With no powers, this Wonder Woman acted more like a cheap clone of Emma Peel from the Avengers. Ricardo Montalban served as the main bad guy of this epic, but his many attempts to suffocate Diana Prince with rich, Corinthian leather were sadly thwarted. With the miserable failure of this movie, TV producers wisely retooled the concept, cast a buxom brunette as the title character, put her in the right outfit and the ratings soared.
1) Justice League

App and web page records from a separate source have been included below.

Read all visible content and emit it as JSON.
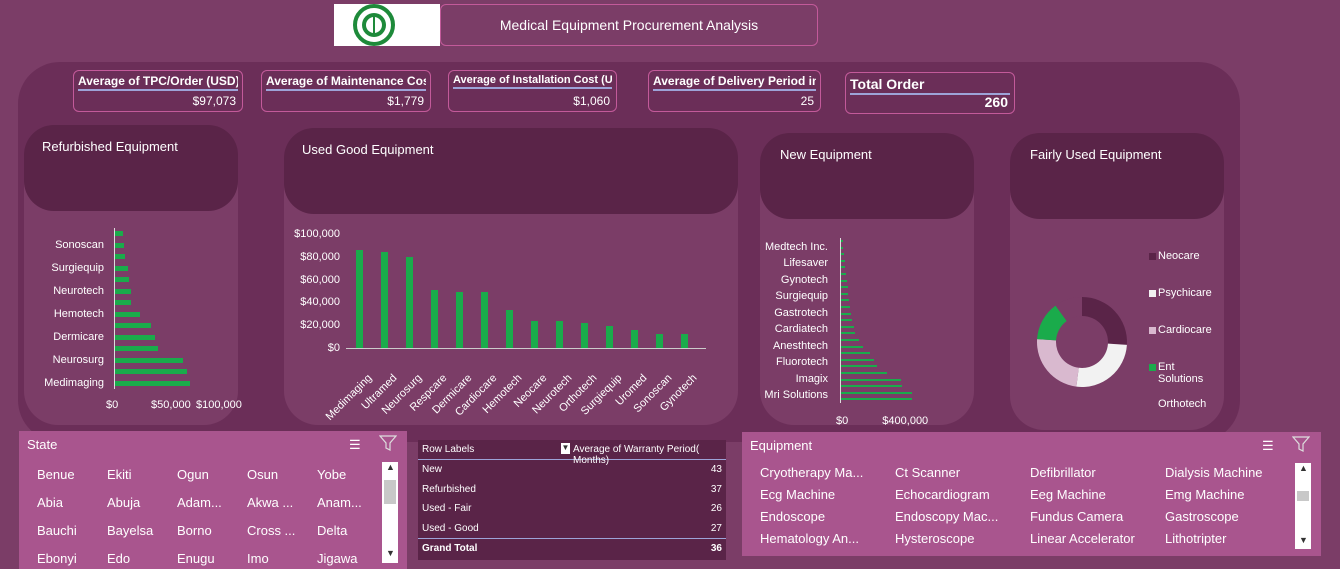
{
  "header": {
    "title": "Medical Equipment Procurement Analysis"
  },
  "kpis": [
    {
      "label": "Average of TPC/Order (USD)",
      "value": "$97,073"
    },
    {
      "label": "Average of Maintenance Cost",
      "value": "$1,779"
    },
    {
      "label": "Average of Installation Cost (USD)",
      "value": "$1,060"
    },
    {
      "label": "Average of Delivery Period in Days",
      "value": "25"
    },
    {
      "label": "Total Order",
      "value": "260"
    }
  ],
  "chart_data": [
    {
      "type": "bar",
      "orientation": "horizontal",
      "title": "Refurbished Equipment",
      "categories": [
        "Medimaging",
        "",
        "Neurosurg",
        "",
        "Dermicare",
        "",
        "Hemotech",
        "",
        "Neurotech",
        "",
        "Surgiequip",
        "",
        "Sonoscan",
        ""
      ],
      "tick_labels": [
        "Medimaging",
        "Neurosurg",
        "Dermicare",
        "Hemotech",
        "Neurotech",
        "Surgiequip",
        "Sonoscan"
      ],
      "values": [
        83000,
        80000,
        76000,
        48000,
        44000,
        40000,
        28000,
        18000,
        18000,
        16000,
        14000,
        11000,
        10000,
        9000
      ],
      "x_ticks": [
        "$0",
        "$50,000",
        "$100,000"
      ],
      "xlim": [
        0,
        100000
      ],
      "color": "#1aab4b"
    },
    {
      "type": "bar",
      "title": "Used Good Equipment",
      "categories": [
        "Medimaging",
        "Ultramed",
        "Neurosurg",
        "Respcare",
        "Dermicare",
        "Cardiocare",
        "Hemotech",
        "Neocare",
        "Neurotech",
        "Orthotech",
        "Surgiequip",
        "Uromed",
        "Sonoscan",
        "Gynotech"
      ],
      "values": [
        86000,
        84000,
        80000,
        51000,
        49000,
        49000,
        33000,
        24000,
        24000,
        22000,
        19000,
        16000,
        12000,
        12000
      ],
      "y_ticks": [
        "$100,000",
        "$80,000",
        "$60,000",
        "$40,000",
        "$20,000",
        "$0"
      ],
      "ylim": [
        0,
        100000
      ],
      "color": "#1aab4b"
    },
    {
      "type": "bar",
      "orientation": "horizontal",
      "title": "New Equipment",
      "tick_labels": [
        "Mri Solutions",
        "Imagix",
        "Fluorotech",
        "Anesthtech",
        "Cardiatech",
        "Gastrotech",
        "Surgiequip",
        "Gynotech",
        "Lifesaver",
        "Medtech Inc."
      ],
      "values": [
        395000,
        390000,
        335000,
        330000,
        255000,
        200000,
        180000,
        160000,
        120000,
        100000,
        80000,
        70000,
        60000,
        55000,
        50000,
        45000,
        40000,
        36000,
        32000,
        28000,
        24000,
        20000,
        16000,
        12000,
        9000
      ],
      "x_ticks": [
        "$0",
        "$400,000"
      ],
      "xlim": [
        0,
        520000
      ],
      "color": "#1aab4b"
    },
    {
      "type": "pie",
      "title": "Fairly Used Equipment",
      "labels": [
        "Neocare",
        "Psychicare",
        "Cardiocare",
        "Ent Solutions",
        "Orthotech"
      ],
      "values": [
        26,
        26,
        24,
        14,
        10
      ],
      "colors": [
        "#5a2448",
        "#f2f2f2",
        "#d9b9cf",
        "#1aab4b",
        "#7b3d67"
      ]
    }
  ],
  "state_slicer": {
    "title": "State",
    "items": [
      "Benue",
      "Ekiti",
      "Ogun",
      "Osun",
      "Yobe",
      "Abia",
      "Abuja",
      "Adam...",
      "Akwa ...",
      "Anam...",
      "Bauchi",
      "Bayelsa",
      "Borno",
      "Cross ...",
      "Delta",
      "Ebonyi",
      "Edo",
      "Enugu",
      "Imo",
      "Jigawa"
    ]
  },
  "pivot": {
    "header_labels": "Row Labels",
    "header_value": "Average of Warranty Period( Months)",
    "rows": [
      {
        "label": "New",
        "value": "43"
      },
      {
        "label": "Refurbished",
        "value": "37"
      },
      {
        "label": "Used - Fair",
        "value": "26"
      },
      {
        "label": "Used - Good",
        "value": "27"
      }
    ],
    "total": {
      "label": "Grand Total",
      "value": "36"
    }
  },
  "equipment_slicer": {
    "title": "Equipment",
    "items": [
      "Cryotherapy Ma...",
      "Ct Scanner",
      "Defibrillator",
      "Dialysis Machine",
      "Ecg Machine",
      "Echocardiogram",
      "Eeg Machine",
      "Emg Machine",
      "Endoscope",
      "Endoscopy Mac...",
      "Fundus Camera",
      "Gastroscope",
      "Hematology An...",
      "Hysteroscope",
      "Linear Accelerator",
      "Lithotripter"
    ]
  },
  "icons": {
    "multi_select": "multi-select-icon",
    "clear_filter": "clear-filter-icon"
  }
}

Yet another glaring attempt to paste an existing TV concept over a superhero franchise, the late ’90s Justice League TV pilot is legendary, and rightly so, because it is one of the worst things ever created by human hands. It looks like an episode of Friends where they decide to put on a bunch of DC Halloween costumes from Specer Gifts?although it should be noted that Batman, Superman and Wonder Woman were all absent from the team. While having all the problems that roommates normally do (oh yes) the JLA accept guidance from their bloated Martian mentor J?onn J?onnz, played by David Odgen Stiers, (Charles Winchester III from M.A.S.H.). The team, including Flash, Green Lantern, Fire and the Atom meet Ice?how lucky is that?!?and fight the Weather Wizard, but not well, because he gets away. It’s also worth mentioning that the Flash in umemployed.

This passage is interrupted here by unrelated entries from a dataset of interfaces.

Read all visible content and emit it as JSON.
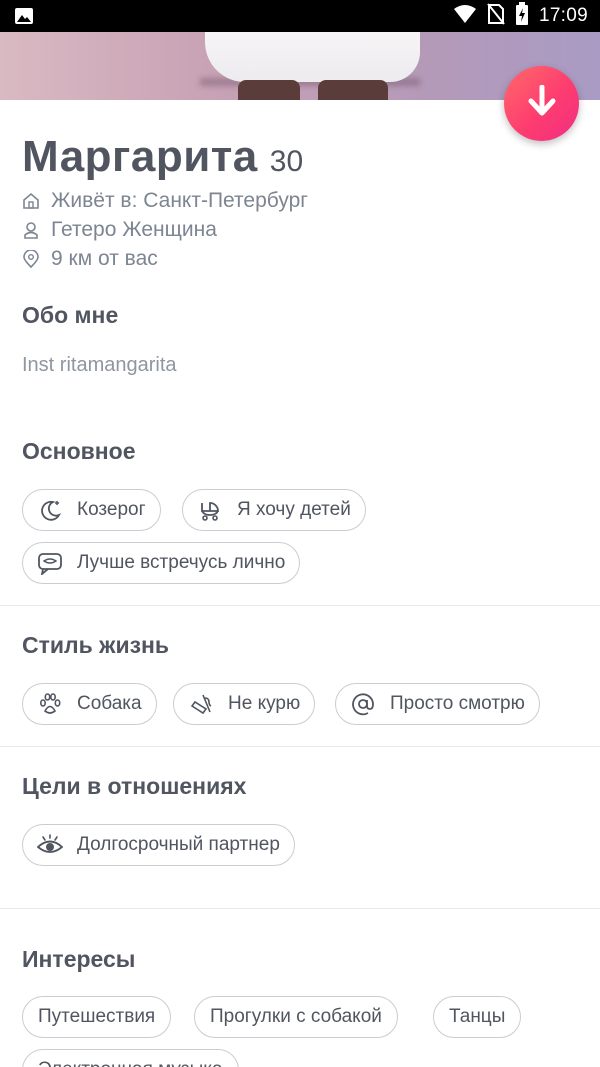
{
  "status_bar": {
    "time": "17:09"
  },
  "profile": {
    "name": "Маргарита",
    "age": "30",
    "lives_in": "Живёт в: Санкт-Петербург",
    "orientation": "Гетеро Женщина",
    "distance": "9 км от вас"
  },
  "about": {
    "title": "Обо мне",
    "text": "Inst ritamangarita"
  },
  "basics": {
    "title": "Основное",
    "chips": [
      {
        "label": "Козерог",
        "icon": "moon-icon"
      },
      {
        "label": "Я хочу детей",
        "icon": "baby-stroller-icon"
      },
      {
        "label": "Лучше встречусь лично",
        "icon": "chat-bubble-icon"
      }
    ]
  },
  "lifestyle": {
    "title": "Стиль жизнь",
    "chips": [
      {
        "label": "Собака",
        "icon": "paw-icon"
      },
      {
        "label": "Не курю",
        "icon": "no-smoking-icon"
      },
      {
        "label": "Просто смотрю",
        "icon": "at-sign-icon"
      }
    ]
  },
  "goals": {
    "title": "Цели в отношениях",
    "chips": [
      {
        "label": "Долгосрочный партнер",
        "icon": "eye-icon"
      }
    ]
  },
  "interests": {
    "title": "Интересы",
    "chips": [
      {
        "label": "Путешествия"
      },
      {
        "label": "Прогулки с собакой"
      },
      {
        "label": "Танцы"
      },
      {
        "label": "Электронная музыка"
      }
    ]
  },
  "colors": {
    "accent_gradient_start": "#ff6a6a",
    "accent_gradient_end": "#f12d82",
    "text_dark": "#505560",
    "text_muted": "#7c8591",
    "chip_border": "#c9cdd3"
  }
}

Robert Bricken is one of the original co-founders of the site formerly known as Topless Robot, and its first editor-in-chief, serving from 2008-12. He brought the site to prominence with “nerd news, humor and self-loathing” as its motto, raising it from total internet obscurity to a readership in the millions, with help from his savage “FAQ” movie reviews and Fan Fiction Fridays. Under his tenure Topless Robot was covered by Gawker, Wired, Defamer, New York magazine, ABC News, and others, and his articles have been praised by Roger Ebert, Avengers actor Clark Gregg, comedian and The Daily Show correspondent John Hodgman, the stars of Mystery Science Theater 3000 and Rifftrax, and others. He is currently the managing editor of io9.com. Despite decades as both an amateur and professional nerd, he continues to be completely unprepared for either the zombie apocalypse or the robot uprising.